The military has placed increasing restrictions on chaplains and significant pressure on them to support Islam, Buddhism, Atheism, and LGBTQ belief systems. It has become increasingly difficult for them to hold Christian services. When I was in the army during the Korean conflict, there were regular Christian services. Additionally, chaplains were available 24/7 to help soldiers who struggled with war and our role in the conflict. As our society and the military become more and more secular, there is little support for the struggles that combat places on soldiers. Chaplains are not allowed to frame patriotism in Christian values. Is it any wonder that military suicides are increasing?
If you are convinced that there is no God and no life beyond this life, what is the motivation to participate in a war for America? “Survival of the fittest” does not suggest that a person should die for a political system that will never benefit them.

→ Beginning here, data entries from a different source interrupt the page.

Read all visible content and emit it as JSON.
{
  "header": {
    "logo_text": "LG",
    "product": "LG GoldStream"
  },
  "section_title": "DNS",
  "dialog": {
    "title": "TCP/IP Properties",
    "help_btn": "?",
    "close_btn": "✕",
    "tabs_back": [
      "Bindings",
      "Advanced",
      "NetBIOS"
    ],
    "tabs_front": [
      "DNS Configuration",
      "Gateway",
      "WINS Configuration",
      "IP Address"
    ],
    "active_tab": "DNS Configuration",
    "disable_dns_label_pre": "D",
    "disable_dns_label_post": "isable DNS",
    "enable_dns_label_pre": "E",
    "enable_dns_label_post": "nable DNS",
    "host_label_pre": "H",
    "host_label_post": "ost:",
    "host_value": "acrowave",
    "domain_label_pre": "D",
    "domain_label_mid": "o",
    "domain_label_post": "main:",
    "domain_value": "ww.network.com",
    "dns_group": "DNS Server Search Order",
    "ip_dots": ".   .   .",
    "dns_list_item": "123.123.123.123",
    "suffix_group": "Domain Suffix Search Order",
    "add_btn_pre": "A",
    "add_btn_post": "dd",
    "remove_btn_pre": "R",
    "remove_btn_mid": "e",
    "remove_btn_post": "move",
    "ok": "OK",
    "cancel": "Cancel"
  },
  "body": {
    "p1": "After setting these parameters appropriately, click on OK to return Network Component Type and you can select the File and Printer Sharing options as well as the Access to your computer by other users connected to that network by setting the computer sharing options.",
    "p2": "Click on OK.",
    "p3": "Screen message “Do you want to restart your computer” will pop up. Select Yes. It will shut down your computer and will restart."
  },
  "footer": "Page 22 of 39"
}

In our lectureship program, we presented many seminars on military bases. We tried to help young military men and women see that there is a God and that the Christian way of life is worth fighting for. These sessions were voluntary, but many people of other faiths came to them.
Now we are not allowed to conduct a program on a military base or do anything on government property that smacks of Christian values. When my brother Bill wanted to be baptized into Christ at the Air Force base in Rantoul, Illinois, we decided to baptize him in the base swimming pool. When the military people in charge of the pool learned we were doing a Christian activity, they forbade us from using the pool. I had to baptize my brother in a motel swimming pool because the military would not allow any Christian activity on the base. That experience had a dramatic effect on the military enlisted men who were with us.
There is an old, false saying, “There are no atheists in foxholes.” I know it isn’t true because I was an atheist in the army, and I was in foxholes and maintained my atheism. Many young men around me depended on their faith and the chaplain to get them through the military experience. I have to admit that they were better soldiers than I was. Christian values have always been the foundation of this country. Trying to turn America into a secular state opposed to Christianity has a great deal of collateral damage, including an increase in military suicides.
— John N. Clayton © 2021
Data from an article by Tom Vanden Brook in USA Today, June 24, 2021.